It used to be that authors wrote and publishers published books. Now authors both write and publish their own books. What may have gotten lost in the transition is why someone would choose to publish a book. We know why traditional publishers publish books; they want to make money. Their decision to publish these and not those titles boils down to sales potential.
Indie authors who publish their own books may skip this basic question of why they are publishing their book. Because it is such a foundational issue shaping your publishing strategy, it is worthwhile to be intentional about your reasons.
The beauty of being an independent author is that you can choose whichever option best fits your circumstances. Basic reasons for publishing a book are
- to make money;
- to fulfill the mission of the organization (whether or not you make money);
- passion; and
While these reasons are not mutually exclusive, indie authors can focus on one and downplay other.
As an independent author-publisher, you may want to publish your book to make money, just like a traditional publisher. Nothing wrong with that. Who wouldn’t like to make some money from their own book? However, if this is the primary reason, then at some point you need to step out of your role as author and creator of your book and step into the role of the calculating business person who looks dispassionately at the numbers and views ROI (return on investment) as the ultimate measure of whether to publish a book. This calculation is as simple as lining up the costs on one side and the revenue on the other side of a sheet to see which side comes out ahead. Only, the numbers and analysis are pretty hypothetical, because you are doing this long before any books are printed or sold. If making money is the aim, then realistically evaluate the prospects early in the game to determine whether it is likely that this book will in fact make any money, or what alignment of factors will have to happen for it to make money. You can run a P&L (profit-and-loss statement) to do the ROI assessment, as illustrated in this one from Jane Friedman (https://janefriedman.com/book-pl/). The return depends on the assumptions you make about sales, print quantities and costs, discounts, distribution costs, shipping, editorial, production, marketing, and other expenses.
Fulfill the Mission
Some books fulfill the mission of the organization. That’s their ticket to being published.
Indie authors may actually run an organization. And their publications may be the articulation of the mission of that organization. You use different criteria to determine whether a book fits that mission than you do to determine ROI. A family history association may wish to publish their genealogy independently, because their mission is to preserve the name and accurately present the history of the family for future generations. If the book meets those criteria, it gets the green light.
Authors who produce a work about which they are passionate may have a single compelling reason for publishing their book. They are consumed with the topic and simply cannot leave it unpublished.

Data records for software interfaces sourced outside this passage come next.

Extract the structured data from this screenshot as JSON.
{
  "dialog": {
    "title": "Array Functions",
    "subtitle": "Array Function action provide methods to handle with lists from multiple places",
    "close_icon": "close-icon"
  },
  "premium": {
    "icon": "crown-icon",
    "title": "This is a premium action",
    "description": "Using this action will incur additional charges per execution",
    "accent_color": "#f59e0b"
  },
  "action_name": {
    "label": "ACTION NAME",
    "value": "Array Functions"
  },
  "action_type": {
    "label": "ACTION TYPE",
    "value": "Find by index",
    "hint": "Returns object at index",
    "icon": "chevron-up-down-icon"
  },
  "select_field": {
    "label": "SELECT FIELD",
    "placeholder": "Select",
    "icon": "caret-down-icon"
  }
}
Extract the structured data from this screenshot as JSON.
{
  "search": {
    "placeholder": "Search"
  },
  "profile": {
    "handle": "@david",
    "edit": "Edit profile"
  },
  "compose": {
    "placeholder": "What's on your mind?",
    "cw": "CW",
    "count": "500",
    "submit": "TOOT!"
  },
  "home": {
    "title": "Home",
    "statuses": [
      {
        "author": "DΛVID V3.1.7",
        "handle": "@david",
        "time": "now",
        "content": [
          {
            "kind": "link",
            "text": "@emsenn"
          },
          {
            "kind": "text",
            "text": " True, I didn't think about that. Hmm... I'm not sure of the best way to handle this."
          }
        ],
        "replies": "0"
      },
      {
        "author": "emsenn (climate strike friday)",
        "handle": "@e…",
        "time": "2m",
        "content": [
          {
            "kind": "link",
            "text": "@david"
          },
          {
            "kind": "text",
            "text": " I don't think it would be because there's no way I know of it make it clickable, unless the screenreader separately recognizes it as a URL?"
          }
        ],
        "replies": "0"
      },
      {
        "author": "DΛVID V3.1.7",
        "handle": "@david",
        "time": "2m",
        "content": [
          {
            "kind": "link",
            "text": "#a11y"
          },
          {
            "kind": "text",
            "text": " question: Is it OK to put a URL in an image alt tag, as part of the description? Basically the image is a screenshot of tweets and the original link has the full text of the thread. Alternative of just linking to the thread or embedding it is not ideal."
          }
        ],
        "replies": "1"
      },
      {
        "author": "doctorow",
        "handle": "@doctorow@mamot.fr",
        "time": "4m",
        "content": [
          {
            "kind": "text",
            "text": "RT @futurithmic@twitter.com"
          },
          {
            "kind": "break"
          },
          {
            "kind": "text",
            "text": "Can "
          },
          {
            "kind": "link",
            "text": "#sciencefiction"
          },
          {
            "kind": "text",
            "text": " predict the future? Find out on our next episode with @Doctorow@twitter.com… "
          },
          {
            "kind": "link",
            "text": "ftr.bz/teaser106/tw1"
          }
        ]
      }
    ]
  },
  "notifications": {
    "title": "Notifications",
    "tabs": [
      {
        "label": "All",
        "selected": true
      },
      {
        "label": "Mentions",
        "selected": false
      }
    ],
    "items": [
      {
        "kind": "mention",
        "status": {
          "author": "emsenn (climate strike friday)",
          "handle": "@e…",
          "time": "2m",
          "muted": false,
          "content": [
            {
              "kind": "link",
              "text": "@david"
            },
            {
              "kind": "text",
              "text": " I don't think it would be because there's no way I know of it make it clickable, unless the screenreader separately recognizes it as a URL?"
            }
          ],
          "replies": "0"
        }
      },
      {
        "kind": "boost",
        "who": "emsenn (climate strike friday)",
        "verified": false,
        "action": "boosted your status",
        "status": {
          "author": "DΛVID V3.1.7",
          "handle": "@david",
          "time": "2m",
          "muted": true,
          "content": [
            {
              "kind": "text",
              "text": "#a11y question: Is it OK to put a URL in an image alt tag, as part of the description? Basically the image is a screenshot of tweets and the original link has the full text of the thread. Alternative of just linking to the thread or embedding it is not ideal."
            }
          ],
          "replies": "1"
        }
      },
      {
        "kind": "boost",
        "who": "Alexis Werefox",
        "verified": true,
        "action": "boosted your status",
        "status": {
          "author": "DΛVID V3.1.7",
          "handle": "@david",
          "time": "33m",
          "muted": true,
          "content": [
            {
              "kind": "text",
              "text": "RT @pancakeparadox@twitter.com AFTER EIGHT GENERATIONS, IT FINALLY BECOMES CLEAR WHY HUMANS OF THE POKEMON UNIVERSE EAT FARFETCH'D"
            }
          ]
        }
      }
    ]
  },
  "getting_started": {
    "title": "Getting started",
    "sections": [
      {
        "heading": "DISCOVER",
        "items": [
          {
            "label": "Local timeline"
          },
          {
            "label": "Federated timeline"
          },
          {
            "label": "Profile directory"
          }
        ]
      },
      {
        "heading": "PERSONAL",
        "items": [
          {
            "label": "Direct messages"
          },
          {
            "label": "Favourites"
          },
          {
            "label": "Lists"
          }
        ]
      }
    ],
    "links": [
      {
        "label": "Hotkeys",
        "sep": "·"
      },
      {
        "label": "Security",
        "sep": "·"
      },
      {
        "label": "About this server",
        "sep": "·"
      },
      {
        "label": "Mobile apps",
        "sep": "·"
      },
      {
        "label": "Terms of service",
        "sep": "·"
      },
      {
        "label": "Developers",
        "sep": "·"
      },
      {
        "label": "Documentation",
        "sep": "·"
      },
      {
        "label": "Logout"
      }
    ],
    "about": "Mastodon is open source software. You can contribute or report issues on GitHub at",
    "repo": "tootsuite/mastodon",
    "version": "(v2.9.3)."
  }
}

When an author is that committed to the publication of such a book, the primary goal becomes market penetration. They want to get the book into as many people’s hands as possible, and they are going to make that happen regardless of the obstacles. Books driven by this type of passion are evaluated by the author differently than either money-driven, or mission-driven books. Ultimately, passion books must primarily be self-satisfying to the author. The focus of a book of passion can be very local, very peculiar and unique to the author, allowing the author to express himself or herself fully. If others enjoy or benefit from the book, that’s great—icing on the cake—but sales and revenues take a back seat to seeing the project through to publication.
One the one hand, all book publishing is self-promotional. On the other hand, self-promotion isn’t the sole purpose of many books. When a book is published specifically to promote the author, the author’s brand, or business interests, that reason for publishing (i.e., self-promotion) influences how the author approaches and evaluates the success of the book.
Sales may be used to measure self-promotion, particularly if the author is trying to attract the attention of traditional publishers. Likewise, fulfilling the mission of the author may be play a role in the evaluation of the book, especially if self-promotion is the author’s mission. Passion could play a role, but perhaps a less prominent one. In the end, if the reason a person publishes a book is self-promotion, then other factors will come into play in how the book is evaluated. For instance, a business consultant might publish a book to promote her consulting business. The book may offer high-value content to readers, but real success is measured by new consulting clients and volume of billable hours, not by book sales. For consultants, this is a prudent strategy. It is publishing as marketing.
Why Do You Want To Publish?
As an indie author, why do you want to publish your book(s)? If you want to make money, then do a realistic assessment of the sales potential of your book, just like traditional publishers do when weighing the acquisition of a new title. If your primary aim is to fulfill the mission of your organization, then write to the mission and judge each book based on its contribution to that core mission. If yours is a book of passion, the real bar is how well the book embodies that passion. If self-promotion is your aim, then don’t be bashful; promote away. Deciding why you are publishing will help you make intelligent decisions throughout the publishing process and assess the results.
Question Mark: © Leo Reynolds (https://www.flickr.com/photos/lwr/12364944)
Pledging Allegiance: Public domain
Running with the Bulls: Bucket List Events (https://www.mybucketlistevents.com/product/2017-running-of-the-bulls-closing-ceremony)
Shameless: Shot of the cover of Margot Potter’s book,